One of my scheduled events is IndieReCon LiveI’ll be speaking about the psychology of writing/publishing. Or more accurately, how to find and stay in your happy place no matter where you are on your path. It’s an exciting topic for me, and one I’d love your help with. If you are an Indie Author please take a moment and consider being interviewed about your publishing journey to date. If you’d be willing to help me out, complete this form so I can work something out with you. I can’t wait to connect and hear your stories.

I guess that’s it for now!  I hope you all have a great week and be sure to stop by for a few reviews and information about my upcoming plans!

I’m Getting Closer


I’ve actually made a bit of progress on Project ReBrand. Yep, even though it may appear as though I’ve completely abandoned my blogs, website, etc, I have actually made a fair amount of progress. Next up – getting things cleaned up over the next two weeks. I will be relaunching it all for the summer, along with some exciting new offerings, etc.

I hope you stick around for the lunch, as well as the exciting DISCOUNTS I’ll have on books, services and more. Can’t wait to see you all then…

 

Tell the Truth Tuesday: Wherein I Get Real About Drowning


Well, here I am again, talking about drowning (or being in the weeds, etc). It is a well-known fact that I take on too much. There, I’ve admitted it. I have a hard time saying “no” to things. It isn’t that I don’t want to offend people; or that, like so many other bright individuals, I feel like I have to say yes all the time. No, for me it is a different set of issues all together.

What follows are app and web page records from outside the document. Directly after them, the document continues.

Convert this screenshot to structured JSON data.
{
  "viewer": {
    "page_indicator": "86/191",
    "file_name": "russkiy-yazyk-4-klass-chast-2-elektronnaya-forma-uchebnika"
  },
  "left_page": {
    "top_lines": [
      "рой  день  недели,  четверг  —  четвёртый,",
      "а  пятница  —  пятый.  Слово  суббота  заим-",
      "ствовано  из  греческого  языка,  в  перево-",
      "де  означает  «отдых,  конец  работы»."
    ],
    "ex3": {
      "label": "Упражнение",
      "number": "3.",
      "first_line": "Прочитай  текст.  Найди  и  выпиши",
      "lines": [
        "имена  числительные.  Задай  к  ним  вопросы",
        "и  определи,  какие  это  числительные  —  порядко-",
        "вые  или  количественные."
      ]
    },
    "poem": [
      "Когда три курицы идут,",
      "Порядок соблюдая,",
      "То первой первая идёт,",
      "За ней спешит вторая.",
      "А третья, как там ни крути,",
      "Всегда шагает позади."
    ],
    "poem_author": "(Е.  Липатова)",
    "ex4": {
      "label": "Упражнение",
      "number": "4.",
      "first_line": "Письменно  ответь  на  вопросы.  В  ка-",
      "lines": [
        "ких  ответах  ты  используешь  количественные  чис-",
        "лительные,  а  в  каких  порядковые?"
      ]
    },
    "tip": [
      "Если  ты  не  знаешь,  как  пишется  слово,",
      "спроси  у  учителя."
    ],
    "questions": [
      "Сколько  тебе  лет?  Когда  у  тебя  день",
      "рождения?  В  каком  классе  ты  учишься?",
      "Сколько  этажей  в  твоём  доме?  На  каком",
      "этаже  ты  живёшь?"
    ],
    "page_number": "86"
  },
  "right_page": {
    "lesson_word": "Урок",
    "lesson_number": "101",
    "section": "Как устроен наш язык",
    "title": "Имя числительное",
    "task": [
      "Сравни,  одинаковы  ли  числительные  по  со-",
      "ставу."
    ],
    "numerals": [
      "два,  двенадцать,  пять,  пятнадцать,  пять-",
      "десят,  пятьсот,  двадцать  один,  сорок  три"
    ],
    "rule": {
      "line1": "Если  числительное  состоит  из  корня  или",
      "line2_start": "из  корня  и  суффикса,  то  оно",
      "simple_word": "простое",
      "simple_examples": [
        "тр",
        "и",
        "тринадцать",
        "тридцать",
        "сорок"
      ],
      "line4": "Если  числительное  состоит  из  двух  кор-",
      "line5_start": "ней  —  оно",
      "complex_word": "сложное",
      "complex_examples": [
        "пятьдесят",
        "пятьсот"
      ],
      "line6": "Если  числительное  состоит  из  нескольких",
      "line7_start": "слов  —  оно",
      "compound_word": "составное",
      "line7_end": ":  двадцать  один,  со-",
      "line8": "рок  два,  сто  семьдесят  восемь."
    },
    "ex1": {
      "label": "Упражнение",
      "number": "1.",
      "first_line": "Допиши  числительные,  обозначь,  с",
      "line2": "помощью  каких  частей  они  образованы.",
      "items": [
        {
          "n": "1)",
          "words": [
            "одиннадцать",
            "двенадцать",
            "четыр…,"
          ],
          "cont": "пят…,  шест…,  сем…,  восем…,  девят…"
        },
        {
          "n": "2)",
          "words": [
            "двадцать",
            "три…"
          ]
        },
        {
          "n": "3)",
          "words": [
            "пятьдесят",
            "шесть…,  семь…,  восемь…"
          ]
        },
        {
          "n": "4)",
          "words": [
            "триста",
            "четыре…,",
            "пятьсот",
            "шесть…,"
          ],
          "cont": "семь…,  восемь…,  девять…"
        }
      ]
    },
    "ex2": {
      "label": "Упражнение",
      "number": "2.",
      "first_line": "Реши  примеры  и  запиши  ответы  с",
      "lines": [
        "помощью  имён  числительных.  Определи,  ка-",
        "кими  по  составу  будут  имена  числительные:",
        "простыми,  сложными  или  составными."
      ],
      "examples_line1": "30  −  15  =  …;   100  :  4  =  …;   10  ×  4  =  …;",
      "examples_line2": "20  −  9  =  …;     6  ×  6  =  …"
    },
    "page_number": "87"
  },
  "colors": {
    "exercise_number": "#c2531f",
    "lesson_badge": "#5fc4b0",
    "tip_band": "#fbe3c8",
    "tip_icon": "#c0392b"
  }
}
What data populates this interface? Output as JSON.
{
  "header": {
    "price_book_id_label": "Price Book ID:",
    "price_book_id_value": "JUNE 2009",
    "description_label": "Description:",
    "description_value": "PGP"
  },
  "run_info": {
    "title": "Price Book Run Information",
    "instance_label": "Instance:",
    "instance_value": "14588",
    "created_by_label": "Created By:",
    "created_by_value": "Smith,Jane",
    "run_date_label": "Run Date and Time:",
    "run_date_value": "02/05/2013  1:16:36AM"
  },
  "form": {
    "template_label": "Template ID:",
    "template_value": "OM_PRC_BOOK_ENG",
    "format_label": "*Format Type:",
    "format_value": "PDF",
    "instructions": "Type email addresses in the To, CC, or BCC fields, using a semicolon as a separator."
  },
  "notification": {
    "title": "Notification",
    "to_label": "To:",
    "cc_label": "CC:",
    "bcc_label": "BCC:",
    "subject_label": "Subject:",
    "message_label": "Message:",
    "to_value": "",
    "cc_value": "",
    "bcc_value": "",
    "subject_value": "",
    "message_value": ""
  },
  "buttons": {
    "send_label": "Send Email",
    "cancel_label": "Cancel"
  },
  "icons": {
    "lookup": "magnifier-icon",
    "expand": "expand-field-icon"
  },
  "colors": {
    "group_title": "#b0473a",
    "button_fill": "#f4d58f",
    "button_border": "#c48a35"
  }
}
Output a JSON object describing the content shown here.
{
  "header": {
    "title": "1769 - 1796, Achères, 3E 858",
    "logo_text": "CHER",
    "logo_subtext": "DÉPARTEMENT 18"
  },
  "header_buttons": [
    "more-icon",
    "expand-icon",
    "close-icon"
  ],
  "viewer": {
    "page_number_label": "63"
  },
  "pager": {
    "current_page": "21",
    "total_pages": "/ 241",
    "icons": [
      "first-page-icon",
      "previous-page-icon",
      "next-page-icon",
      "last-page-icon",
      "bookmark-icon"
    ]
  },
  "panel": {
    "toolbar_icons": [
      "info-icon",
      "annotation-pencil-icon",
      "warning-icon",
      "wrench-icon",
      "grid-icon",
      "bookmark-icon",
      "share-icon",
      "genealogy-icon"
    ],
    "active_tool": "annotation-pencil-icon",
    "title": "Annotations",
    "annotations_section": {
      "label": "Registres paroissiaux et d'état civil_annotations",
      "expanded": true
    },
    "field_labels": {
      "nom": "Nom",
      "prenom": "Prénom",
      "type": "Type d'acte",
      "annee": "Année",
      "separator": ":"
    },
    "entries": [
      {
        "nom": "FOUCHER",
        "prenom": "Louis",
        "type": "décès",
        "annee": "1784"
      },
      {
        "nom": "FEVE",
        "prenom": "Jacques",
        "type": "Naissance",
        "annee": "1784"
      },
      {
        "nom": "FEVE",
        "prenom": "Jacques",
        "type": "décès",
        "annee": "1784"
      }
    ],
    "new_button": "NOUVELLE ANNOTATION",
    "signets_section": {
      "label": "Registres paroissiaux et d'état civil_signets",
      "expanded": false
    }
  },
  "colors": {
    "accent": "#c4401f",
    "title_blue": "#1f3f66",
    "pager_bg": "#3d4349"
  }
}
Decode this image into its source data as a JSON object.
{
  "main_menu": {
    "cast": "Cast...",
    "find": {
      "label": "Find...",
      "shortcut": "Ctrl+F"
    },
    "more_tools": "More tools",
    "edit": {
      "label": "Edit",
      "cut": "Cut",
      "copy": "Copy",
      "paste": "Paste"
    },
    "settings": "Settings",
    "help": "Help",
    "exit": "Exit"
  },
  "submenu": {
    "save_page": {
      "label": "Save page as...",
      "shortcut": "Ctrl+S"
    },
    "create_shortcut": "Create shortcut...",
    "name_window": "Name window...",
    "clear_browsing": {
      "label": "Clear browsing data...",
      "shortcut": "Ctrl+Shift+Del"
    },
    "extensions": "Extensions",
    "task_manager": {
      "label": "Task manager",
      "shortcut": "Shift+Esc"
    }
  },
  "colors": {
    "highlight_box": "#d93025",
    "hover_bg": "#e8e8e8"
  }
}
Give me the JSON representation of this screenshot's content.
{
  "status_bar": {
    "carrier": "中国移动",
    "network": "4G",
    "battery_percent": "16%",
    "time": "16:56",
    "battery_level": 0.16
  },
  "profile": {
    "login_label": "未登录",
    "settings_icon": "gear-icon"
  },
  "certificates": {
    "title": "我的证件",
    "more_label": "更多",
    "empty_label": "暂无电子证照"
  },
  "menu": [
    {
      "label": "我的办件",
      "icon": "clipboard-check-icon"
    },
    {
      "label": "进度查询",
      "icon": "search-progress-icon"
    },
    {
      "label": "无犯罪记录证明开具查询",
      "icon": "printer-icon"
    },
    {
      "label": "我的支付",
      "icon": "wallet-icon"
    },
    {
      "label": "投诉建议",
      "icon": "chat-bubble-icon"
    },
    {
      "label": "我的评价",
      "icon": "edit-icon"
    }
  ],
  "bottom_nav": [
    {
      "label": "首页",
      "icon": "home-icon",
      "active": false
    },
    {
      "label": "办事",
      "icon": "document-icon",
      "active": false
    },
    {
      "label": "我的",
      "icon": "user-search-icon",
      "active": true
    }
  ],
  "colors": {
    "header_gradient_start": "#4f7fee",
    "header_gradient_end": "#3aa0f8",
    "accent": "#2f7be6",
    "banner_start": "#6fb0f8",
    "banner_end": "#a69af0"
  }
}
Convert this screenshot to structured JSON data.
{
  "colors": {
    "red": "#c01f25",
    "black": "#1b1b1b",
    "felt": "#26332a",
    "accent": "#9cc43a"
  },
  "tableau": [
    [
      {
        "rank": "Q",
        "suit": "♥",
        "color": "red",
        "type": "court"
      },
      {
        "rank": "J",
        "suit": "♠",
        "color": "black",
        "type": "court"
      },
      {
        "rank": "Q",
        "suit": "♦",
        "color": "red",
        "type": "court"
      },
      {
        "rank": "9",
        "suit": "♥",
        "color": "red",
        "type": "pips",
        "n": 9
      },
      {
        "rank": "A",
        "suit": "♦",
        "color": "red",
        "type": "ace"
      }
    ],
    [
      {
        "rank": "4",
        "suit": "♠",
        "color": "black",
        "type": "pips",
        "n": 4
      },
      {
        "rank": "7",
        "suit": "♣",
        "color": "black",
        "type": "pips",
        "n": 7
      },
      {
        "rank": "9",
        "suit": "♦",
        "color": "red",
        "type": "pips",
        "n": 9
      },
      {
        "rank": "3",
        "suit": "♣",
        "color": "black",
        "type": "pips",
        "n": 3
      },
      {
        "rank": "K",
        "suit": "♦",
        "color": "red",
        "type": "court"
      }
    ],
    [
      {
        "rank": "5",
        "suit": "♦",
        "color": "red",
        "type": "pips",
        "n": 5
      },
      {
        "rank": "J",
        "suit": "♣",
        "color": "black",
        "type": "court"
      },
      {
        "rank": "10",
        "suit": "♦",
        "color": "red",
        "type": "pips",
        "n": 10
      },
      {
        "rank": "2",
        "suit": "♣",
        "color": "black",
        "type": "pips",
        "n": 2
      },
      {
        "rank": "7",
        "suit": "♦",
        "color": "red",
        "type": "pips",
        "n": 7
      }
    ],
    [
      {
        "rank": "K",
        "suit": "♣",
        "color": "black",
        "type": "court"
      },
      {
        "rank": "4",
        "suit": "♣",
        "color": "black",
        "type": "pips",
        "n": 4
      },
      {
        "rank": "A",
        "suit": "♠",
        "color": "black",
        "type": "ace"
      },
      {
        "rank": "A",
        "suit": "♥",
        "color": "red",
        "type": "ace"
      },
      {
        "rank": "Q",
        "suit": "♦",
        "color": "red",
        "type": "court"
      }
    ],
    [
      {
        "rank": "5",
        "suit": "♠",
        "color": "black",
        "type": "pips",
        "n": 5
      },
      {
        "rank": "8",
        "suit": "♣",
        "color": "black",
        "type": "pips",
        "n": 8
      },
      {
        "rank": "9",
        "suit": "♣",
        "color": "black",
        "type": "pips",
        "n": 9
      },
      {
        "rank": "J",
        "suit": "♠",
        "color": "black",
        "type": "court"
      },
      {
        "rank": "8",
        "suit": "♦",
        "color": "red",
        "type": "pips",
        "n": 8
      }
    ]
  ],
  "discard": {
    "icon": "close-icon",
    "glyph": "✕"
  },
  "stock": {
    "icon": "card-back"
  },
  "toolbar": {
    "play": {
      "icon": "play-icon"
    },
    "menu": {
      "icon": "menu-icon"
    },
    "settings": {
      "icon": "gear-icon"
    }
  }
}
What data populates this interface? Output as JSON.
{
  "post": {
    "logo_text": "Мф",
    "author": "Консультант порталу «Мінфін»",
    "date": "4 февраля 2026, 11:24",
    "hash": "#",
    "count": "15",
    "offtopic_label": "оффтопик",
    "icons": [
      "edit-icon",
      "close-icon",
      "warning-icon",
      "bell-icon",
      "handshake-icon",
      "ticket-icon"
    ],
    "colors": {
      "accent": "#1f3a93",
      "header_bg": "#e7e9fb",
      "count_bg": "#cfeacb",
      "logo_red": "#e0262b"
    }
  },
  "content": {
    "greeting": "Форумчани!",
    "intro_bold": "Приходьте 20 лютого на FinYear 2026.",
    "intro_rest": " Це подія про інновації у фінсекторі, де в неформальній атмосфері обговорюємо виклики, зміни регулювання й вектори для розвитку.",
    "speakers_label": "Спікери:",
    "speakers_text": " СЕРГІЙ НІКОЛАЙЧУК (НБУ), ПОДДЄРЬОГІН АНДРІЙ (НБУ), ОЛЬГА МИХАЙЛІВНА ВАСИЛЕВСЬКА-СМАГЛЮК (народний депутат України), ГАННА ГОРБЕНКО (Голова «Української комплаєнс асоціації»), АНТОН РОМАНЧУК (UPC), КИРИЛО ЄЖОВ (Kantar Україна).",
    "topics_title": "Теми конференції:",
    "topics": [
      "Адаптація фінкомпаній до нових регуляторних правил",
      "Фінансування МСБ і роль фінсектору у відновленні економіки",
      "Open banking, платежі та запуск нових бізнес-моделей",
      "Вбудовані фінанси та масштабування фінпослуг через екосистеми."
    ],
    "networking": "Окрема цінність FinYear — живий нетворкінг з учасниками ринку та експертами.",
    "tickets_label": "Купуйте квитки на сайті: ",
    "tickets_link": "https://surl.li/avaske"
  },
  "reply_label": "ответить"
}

Two of them to be exact:

  1. I feel like I need to prove myself over and over – and saying “yes” somehow does that (I already know the fault in my thinking, trust me)
  2. I generally under-estimate my fatigue with some projects and resultant time delay on others.

It’s a never-ending cycle…

And one I hate.

There is nothing worse than feeling like I’ve let others down – or worse, let myself down over and over and over again.

So, I am getting real with myself and adjusting my expectations and goals.

For example – my original writing goal for 2014 was as follows:

  • NONFICTION – complete two nonfiction manuscripts and a nonfiction proposal
  • FICTION – complete and release three books and one short story

What the heck was I thinking??? Even looking at this all typed out is enough to give me a mini panic attack!

The revised goal is a tad more reasonable:

  • NONFICTION – Complete manuscript on contract (by July) and research for second NF manuscript under contract
  • FICTION – complete Collide for a summer release and complete a draft (minimum) of the first book in the Tempting Fate series
  • Additional writing – Update social media presence (over summer); blog schedule for fall 2014-summer 2015; release schedule for same time frame

See – much more reasonable. So much so, that I swear I feel a TON better.

I’ve revamped my other goals as well, putting an emphasis on both realistic  expectations for myself and giving myself permission to NOT be everything to everyone. It’s a small start on regain the balance since my mom died – but an important one!

What do you do when you get overwhelmed?